3. With a hand whisk or the mixer's whisk attachment, mix in 2 cups of the flour mixture, the eggs, oil, honey, vanilla, and salt.
Switch to a sturdy wooden spoon or the mixer's dough hook, and add the rest of the flour mixture 1 cup at a time, mixing well after each addition until a shaggy dough forms and begins to pull into a ball.
4. Turn the dough out onto a lightly floured work surface. With clean, floured hands, knead the dough until it is smooth and elastic and no streaks of flour are visible, about 5 to 10 minutes. (If the dough is too sticky to work easily, knead in more whole wheat or all-purpose flour a little at a time.) Allow the dough to rest for a few minutes while you clean and dry the large mixing bowl. Grease the inside of the bowl with a bit of oil. Place the challah dough in the bowl and turn to coat with the oil. Cover the bowl with a damp tea towel or plastic wrap and set aside in a warm place until the dough has doubled in bulk, about 1 hour and 30 minutes.
5. Lightly grease one or two baking sheets, or line with parchment paper. Sort through the raisins, discarding any that are hard or twiggy. Rinse the raisins in water until the water runs clear, and drain.
Punch the dough down. Knead the raisins into the dough on a lightly floured surface (you can divide the dough and raisins in half first if you find it easier to manage a smaller quantity of dough). When the raisins are evenly distributed throughout the dough, shape or braid it as desired. For a traditional Rosh Hashana spiral, simply shape the dough into one or two long ropes.
Wind each rope into a spiral shape and tuck the end under to secure.
(The recipe will make 1 large challah, 2 medium challot, 1 medium challah plus 6 challah rolls, or 12 rolls.)
6. Place the shaped challot and/or rolls on the baking sheet(s) and cover with clean, dry tea towels. Allow to rise until doubled, about 30 minutes to 1 hour.

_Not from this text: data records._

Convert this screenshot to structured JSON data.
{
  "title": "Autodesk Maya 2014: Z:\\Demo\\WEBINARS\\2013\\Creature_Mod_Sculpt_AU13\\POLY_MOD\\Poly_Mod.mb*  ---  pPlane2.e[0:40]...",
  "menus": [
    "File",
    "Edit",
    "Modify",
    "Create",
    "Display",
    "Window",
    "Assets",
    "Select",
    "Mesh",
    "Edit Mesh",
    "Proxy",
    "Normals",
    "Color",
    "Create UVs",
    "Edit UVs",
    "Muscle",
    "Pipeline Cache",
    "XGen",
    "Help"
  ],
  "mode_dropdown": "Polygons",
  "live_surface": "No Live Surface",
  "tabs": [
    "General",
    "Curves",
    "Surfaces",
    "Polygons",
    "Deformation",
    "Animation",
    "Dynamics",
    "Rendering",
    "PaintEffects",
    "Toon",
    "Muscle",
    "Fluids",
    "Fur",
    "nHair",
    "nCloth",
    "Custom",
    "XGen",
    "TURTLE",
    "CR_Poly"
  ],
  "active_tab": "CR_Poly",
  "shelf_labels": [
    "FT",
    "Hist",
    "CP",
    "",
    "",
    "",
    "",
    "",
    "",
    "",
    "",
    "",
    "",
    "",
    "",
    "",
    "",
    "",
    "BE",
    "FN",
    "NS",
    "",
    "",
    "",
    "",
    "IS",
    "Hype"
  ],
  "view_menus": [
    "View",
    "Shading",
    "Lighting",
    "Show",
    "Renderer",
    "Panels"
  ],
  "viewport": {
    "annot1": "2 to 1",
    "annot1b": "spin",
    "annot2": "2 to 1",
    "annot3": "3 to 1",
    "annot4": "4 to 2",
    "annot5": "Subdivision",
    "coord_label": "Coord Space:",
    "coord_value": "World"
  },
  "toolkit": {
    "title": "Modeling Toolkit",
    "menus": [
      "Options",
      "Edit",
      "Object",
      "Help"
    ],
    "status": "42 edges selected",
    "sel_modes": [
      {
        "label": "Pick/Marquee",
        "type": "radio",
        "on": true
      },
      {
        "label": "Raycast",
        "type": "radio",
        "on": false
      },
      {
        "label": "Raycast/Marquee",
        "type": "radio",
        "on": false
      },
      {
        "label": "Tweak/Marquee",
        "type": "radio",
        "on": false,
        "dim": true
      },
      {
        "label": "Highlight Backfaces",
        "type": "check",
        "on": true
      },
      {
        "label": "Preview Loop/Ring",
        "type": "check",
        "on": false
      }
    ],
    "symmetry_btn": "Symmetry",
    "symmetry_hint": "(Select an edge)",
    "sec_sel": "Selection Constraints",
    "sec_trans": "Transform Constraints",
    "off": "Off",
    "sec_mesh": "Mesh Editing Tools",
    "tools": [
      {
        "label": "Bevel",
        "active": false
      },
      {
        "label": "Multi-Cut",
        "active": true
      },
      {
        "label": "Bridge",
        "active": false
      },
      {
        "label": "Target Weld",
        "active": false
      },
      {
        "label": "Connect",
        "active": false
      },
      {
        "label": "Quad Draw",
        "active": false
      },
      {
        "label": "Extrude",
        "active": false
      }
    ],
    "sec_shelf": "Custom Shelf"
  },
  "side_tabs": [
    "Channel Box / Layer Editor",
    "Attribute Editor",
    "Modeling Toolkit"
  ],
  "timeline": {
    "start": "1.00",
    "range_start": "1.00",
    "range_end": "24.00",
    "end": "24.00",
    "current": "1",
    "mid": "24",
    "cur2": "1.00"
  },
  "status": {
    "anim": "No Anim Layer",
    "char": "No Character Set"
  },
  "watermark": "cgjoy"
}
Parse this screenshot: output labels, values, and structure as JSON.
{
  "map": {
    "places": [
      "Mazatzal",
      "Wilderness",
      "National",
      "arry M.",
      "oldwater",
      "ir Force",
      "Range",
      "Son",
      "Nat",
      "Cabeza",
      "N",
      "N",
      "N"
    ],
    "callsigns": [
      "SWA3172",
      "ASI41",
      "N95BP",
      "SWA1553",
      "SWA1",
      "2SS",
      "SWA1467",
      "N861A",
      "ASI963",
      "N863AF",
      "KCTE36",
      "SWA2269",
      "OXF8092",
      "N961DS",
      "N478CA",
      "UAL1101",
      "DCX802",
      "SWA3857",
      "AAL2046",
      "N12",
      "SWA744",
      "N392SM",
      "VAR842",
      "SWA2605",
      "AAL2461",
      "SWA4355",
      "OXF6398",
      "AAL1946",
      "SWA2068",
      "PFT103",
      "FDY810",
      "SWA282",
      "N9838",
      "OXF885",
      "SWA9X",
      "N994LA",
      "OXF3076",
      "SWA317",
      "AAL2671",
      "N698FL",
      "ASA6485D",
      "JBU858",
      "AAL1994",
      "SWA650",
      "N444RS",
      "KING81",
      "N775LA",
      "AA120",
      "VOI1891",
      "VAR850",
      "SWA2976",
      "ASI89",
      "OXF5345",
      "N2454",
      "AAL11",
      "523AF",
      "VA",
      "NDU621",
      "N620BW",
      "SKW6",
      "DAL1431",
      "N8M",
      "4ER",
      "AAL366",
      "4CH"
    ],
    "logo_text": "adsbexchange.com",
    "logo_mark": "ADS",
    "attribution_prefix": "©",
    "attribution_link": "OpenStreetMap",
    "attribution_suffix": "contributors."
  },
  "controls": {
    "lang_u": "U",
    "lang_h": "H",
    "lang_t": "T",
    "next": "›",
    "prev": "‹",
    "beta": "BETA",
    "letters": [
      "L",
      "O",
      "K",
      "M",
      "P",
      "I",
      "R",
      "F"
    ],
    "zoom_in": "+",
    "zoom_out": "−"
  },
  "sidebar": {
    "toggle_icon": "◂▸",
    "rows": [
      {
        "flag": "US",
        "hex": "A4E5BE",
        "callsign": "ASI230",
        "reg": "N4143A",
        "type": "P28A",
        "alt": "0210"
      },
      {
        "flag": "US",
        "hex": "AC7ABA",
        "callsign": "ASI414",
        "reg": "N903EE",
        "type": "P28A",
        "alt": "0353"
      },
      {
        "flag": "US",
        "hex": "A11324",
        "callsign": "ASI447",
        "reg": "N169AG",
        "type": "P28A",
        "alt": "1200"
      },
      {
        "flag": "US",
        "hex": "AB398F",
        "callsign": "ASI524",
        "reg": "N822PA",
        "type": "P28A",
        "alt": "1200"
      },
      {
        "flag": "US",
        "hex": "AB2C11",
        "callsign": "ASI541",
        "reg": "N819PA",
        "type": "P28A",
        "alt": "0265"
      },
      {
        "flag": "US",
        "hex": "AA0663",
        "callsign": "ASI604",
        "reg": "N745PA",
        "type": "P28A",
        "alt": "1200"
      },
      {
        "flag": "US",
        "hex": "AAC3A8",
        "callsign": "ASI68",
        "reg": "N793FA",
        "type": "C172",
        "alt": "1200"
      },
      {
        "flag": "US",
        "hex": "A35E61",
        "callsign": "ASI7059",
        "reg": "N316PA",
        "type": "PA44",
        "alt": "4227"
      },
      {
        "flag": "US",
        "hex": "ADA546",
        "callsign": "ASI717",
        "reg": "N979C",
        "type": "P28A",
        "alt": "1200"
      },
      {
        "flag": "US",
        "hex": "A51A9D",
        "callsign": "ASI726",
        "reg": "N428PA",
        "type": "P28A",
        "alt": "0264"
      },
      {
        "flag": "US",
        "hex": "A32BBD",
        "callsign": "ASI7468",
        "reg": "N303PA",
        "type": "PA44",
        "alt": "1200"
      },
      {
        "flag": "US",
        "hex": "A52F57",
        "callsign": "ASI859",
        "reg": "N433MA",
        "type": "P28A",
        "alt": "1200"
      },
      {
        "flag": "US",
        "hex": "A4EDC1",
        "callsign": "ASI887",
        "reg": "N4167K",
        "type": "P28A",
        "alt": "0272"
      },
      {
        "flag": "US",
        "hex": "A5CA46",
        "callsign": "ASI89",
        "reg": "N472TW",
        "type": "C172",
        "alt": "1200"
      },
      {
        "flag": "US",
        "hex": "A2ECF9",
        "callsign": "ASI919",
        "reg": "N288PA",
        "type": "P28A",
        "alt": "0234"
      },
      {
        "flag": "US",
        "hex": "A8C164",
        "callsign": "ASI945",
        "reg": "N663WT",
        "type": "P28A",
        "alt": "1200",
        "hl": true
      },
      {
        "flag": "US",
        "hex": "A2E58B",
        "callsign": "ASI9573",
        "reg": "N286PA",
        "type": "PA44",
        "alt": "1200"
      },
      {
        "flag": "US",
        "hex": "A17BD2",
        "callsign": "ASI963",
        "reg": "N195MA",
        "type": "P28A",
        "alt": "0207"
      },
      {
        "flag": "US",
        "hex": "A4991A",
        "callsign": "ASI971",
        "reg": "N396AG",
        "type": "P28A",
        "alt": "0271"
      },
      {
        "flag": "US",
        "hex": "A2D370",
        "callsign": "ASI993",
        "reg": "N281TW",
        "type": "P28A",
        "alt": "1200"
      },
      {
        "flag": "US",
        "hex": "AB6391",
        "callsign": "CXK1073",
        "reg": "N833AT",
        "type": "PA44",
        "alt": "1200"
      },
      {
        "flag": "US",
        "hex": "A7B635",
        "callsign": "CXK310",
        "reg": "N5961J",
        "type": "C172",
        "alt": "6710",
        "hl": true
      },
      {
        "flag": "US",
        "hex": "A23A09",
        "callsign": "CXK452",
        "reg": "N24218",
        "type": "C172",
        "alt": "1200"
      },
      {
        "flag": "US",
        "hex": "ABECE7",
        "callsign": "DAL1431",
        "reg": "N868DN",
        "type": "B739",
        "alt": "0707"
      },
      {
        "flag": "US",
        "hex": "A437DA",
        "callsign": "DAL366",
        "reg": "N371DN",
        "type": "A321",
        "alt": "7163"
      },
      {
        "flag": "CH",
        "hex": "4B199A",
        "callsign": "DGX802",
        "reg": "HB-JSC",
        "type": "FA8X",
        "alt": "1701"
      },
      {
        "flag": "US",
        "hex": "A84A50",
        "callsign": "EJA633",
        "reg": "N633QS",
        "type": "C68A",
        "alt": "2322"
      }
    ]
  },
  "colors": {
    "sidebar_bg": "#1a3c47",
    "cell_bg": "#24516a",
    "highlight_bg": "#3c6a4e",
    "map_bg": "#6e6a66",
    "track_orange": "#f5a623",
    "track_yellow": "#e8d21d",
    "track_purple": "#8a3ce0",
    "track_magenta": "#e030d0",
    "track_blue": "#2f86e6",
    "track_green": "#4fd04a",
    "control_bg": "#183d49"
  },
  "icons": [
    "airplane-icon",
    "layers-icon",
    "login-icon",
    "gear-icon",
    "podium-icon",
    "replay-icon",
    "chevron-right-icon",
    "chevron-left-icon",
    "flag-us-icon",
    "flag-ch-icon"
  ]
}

7. Preheat the oven to 350°F. While the oven is heating, make the egg wash: whisk together the egg, water, and pinch of salt. Brush over the challah with a pastry brush. Bake the challah until the crust is a deep golden brown, and the loaf sounds hollow when tapped, about 30 to 35 minutes for a large challah, 20 to 25 minutes for a medium challah, and 15 to 20 minutes for rolls. Cool on a wire rack. Enjoy!
Bread Machine Method: Place the ingredients in the bread machine in the order recommended by the manufacturer (my bread machine suggest adding liquid ingredients, then flour, then yeast). Select "Dough Cycle." When the cycle ends, remove the dough from the machine. Knead in the rinsed raisins.
Shape as desired and transfer to prepared baking pans. Allow the challot to rise, covered lightly with a clean, slightly damp tea towel, for 30 minutes to an hour, or until doubled in size. Mix the egg, water, and pinch of salt, and brush challah with the egg wash. Bake in a preheated 350° F oven until the crust is golden, and the loaf sounds hollow when tapped, about 30 to 35 minutes for a large challah, 20 to 25 minutes for a medium challah, and 15 to 20 minutes for rolls.
Cool on a wire rack. Enjoy!
|Nutritional Guidelines (per serving)|
|Total Fat||6 g|
|Saturated Fat||2 g|
|Unsaturated Fat||2 g|
|Dietary Fiber||3 g|